Set Then (5.10)-(5.11) and (5.13)-(5.14) can be written in the forms of (2.3)-(2.4) and (2.5)-(2.6), respectively (we need to add for the vector function, e.g., should be written in the forms of ).

We apply Scheme 1 to the eigenvalue problem of electric field (5.10)-(5.11). Adding the symbol for the vector function we get two-scale discretization scheme of mixed finite element for solving the eigenvalue problem of electric field (5.10)-(5.11) which is still called Scheme 1.

It is easy to know that and are continuous bilinear forms on and , respectively. is compact embedded in (when is convex, it is valid obviously; when is non-convex, see [36]).

Consider the source problem corresponding to (5.10)-(5.11).

Find such that

For the problem (5.16)-(5.17) and its - element approximation, people have already proved the conditions in Brezzi-Babuska Theorem hold (see [38, 40, 41]).

Therefore, we can define operators ; moreover, (5.10)-(5.11) and (5.13)-(5.14) can be written in the forms of (2.23)-(2.24) and (2.25)-(2.26), respectively.

Lemma 5.1 is cited from the literature [36, 38].

Lemma 5.1. * (5.1)–(5.3) is equivalent to (5.10)-(5.11), and the solutions of (5.10)-(5.11), , satisfy and with .*

Denote

For the - element approximation of (5.16)-(5.17), [38] proved that the condition of [24, Theorem 1] (i.e., [38, Theorem 4.3]) is valid, hence, there holds the following.

Lemma 5.2. * For the - element approximation of (5.16)-(5.17), there exists , such that
*

This lemma is very important. It tells us that . Based on this lemma, [38] also proved the following conclusion.

Lemma 5.3. * For the - element approximation of (5.10)-(5.11), the following estimate is valid:
*

Theorem 5.4. * Let be the approximate - element eigenpair obtained by Scheme 1; then there exists such that
*

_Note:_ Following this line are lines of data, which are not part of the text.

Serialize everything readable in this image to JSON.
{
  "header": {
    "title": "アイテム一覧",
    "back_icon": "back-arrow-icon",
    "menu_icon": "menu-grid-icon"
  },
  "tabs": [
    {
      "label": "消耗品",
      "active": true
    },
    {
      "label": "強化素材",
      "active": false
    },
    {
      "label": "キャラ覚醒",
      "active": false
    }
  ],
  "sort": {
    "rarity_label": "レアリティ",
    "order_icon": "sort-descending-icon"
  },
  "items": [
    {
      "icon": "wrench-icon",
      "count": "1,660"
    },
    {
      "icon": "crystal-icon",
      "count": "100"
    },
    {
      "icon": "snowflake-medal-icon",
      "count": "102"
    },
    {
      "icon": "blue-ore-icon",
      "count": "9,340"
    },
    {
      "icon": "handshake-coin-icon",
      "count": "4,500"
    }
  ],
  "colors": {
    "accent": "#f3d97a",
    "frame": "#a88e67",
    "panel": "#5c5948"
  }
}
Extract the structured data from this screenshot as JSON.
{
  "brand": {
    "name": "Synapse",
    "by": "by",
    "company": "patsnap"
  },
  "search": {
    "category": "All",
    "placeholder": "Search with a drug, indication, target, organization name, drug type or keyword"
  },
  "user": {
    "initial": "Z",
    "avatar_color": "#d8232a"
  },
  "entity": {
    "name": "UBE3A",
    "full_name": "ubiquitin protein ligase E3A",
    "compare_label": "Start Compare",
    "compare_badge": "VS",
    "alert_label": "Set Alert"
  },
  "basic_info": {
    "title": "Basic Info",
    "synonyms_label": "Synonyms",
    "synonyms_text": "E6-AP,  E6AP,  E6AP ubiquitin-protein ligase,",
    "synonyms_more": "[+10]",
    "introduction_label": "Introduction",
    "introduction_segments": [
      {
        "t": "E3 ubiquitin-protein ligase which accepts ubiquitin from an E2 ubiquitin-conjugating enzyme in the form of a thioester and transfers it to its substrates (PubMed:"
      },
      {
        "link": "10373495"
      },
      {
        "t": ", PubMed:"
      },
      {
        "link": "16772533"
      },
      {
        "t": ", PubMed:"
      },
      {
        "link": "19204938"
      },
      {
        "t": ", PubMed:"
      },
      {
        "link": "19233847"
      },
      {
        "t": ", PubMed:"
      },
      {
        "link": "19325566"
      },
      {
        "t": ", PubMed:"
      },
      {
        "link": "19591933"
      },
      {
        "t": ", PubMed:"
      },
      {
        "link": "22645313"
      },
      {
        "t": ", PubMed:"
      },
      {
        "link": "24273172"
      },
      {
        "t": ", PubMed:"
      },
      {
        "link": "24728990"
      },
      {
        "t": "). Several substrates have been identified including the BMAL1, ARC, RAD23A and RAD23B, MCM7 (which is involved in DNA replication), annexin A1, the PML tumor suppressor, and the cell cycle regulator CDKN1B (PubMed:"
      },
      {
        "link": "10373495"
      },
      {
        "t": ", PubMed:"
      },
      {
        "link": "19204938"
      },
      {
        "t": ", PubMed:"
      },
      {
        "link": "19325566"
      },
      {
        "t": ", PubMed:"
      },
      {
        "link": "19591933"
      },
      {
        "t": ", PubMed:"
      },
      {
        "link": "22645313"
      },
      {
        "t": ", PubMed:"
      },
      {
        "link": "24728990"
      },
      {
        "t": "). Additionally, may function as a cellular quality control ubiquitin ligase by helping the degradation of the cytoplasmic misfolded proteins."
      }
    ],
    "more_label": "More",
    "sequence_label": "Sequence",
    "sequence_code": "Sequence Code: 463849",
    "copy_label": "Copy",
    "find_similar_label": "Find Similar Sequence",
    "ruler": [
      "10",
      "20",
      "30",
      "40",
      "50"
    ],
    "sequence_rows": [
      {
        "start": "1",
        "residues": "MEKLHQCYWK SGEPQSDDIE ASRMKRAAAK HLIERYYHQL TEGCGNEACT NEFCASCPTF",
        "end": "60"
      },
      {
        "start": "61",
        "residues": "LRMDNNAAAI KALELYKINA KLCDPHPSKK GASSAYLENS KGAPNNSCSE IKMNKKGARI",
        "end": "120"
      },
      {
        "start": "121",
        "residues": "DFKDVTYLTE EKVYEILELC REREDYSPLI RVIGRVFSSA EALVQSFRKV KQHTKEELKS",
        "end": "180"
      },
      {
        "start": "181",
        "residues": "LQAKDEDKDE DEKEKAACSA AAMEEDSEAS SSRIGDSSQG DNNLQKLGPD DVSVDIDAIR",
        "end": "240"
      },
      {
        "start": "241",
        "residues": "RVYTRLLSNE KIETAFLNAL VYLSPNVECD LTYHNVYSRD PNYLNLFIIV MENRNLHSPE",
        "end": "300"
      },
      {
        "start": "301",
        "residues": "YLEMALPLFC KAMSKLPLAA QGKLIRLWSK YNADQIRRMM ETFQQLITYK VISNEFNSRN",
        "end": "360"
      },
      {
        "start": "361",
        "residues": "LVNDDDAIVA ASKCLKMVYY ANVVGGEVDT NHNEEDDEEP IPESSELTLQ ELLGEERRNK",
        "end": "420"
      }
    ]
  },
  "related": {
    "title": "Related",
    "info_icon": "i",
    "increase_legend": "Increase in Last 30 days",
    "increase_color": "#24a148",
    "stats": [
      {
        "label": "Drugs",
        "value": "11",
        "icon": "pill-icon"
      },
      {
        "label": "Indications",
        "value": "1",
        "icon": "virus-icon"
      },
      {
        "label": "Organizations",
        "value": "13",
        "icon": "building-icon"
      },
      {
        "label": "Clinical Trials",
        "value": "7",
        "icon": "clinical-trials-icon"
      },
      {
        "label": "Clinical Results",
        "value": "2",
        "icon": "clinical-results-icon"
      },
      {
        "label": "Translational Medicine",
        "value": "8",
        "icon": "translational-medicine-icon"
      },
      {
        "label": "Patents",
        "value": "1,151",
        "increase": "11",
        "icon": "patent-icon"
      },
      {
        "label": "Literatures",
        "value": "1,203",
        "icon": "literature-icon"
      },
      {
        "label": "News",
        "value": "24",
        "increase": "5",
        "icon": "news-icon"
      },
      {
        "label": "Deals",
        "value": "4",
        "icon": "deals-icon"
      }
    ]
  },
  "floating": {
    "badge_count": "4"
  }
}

* Proof. * We use Theorem 3.3 to complete the proof. From (5.19) we see that the condition in Theorem 3.3 holds, and by Lemma 5.1 we know .

From (2.18), we deduce
From (5.20), we derive